"You’ll inhale this tell-all book about the tobacco industry and never look at a No Smoking sign the same way again!" —Margaret Atwood, via Twitter Mad Men meets Bad Blood in this addictive, behind-the-scenes globe-trotting narrative of moral ambiguity, law, public policy, and big tobacco. “Given everything the lawyer knew up to that point about smoking, as far as he could tell, cigarettes shouldn’t even have been available as a mass market product...” It’s the start of the new millennium and a young lawyer is recruited to work for an unnamed multinational company. It isn’t until his second interview that the product the company produces is revealed to him: cigarettes. Possibly the most controversial consumer product in human history: seductive, addictive, and deadly—yet completely legal. Over the next decade, he travels the world as he works as legal counsel to help successfully market cigarettes in dozens of countries.
Firebrand ventures into the heart of the tobacco industry and the icy paradoxes of capitalism, each chapter a counterintuitive lesson on how cigarette companies—the target of increasingly intense anti-smoking campaigns and government regulations, including the 1964 Surgeon General’s Report and 200-billion-dollar debt of the 1998 Master Settlement Agreement—continue to pivot and thrive in the 21st century, inhaling profits from their one billion smokers worldwide.
As Mad Men did for the alcohol-fueled, oversexed, corrupt world of New York advertising, Firebrand does for the even more despised world of big tobacco, in an addictive, behind-the-scenes piece of storytelling. The lawyer’s work takes him from manufacturing factories to hocking “sticks” at UK corner store counters; from tacky resorts in Spain and pirate city-states to luxury hotels and Grand Prix events across European and Asian cities. A contemporary tale of our ambiguous times, told with character-based drive and dry humour, Firebrand is a grand tour of the compelling paradoxes of globalization and corporate culture, shrink-wrapped in an engrossing narrative of a morally dubious yet completely legal enterprise. “This is storytelling at its best.

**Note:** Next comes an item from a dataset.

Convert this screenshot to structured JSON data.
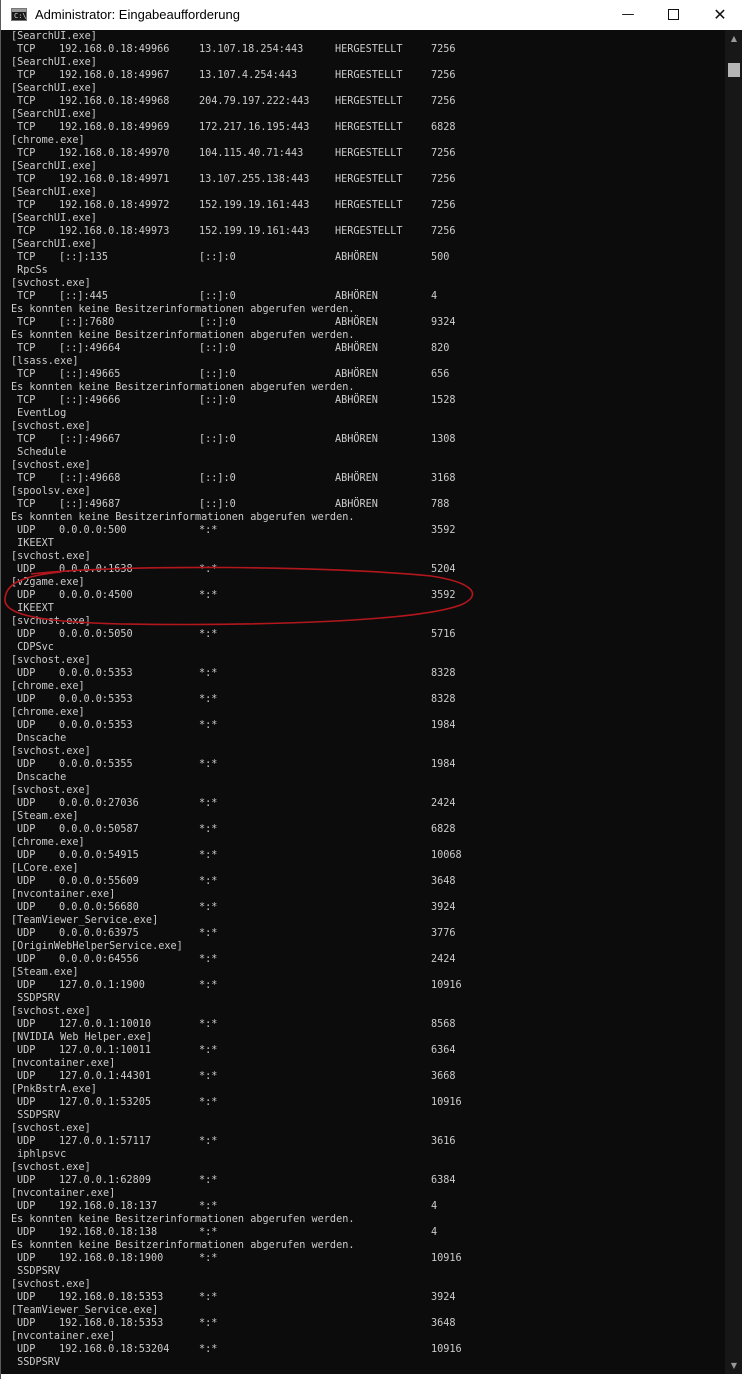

Wry observation, compelling narrative, fascinating characters, page-turning writing, and an age-old question driving it all...” —Joel Bakan, author ofThe New Corporation: How ‘Good’ Corporations are Bad for Democracy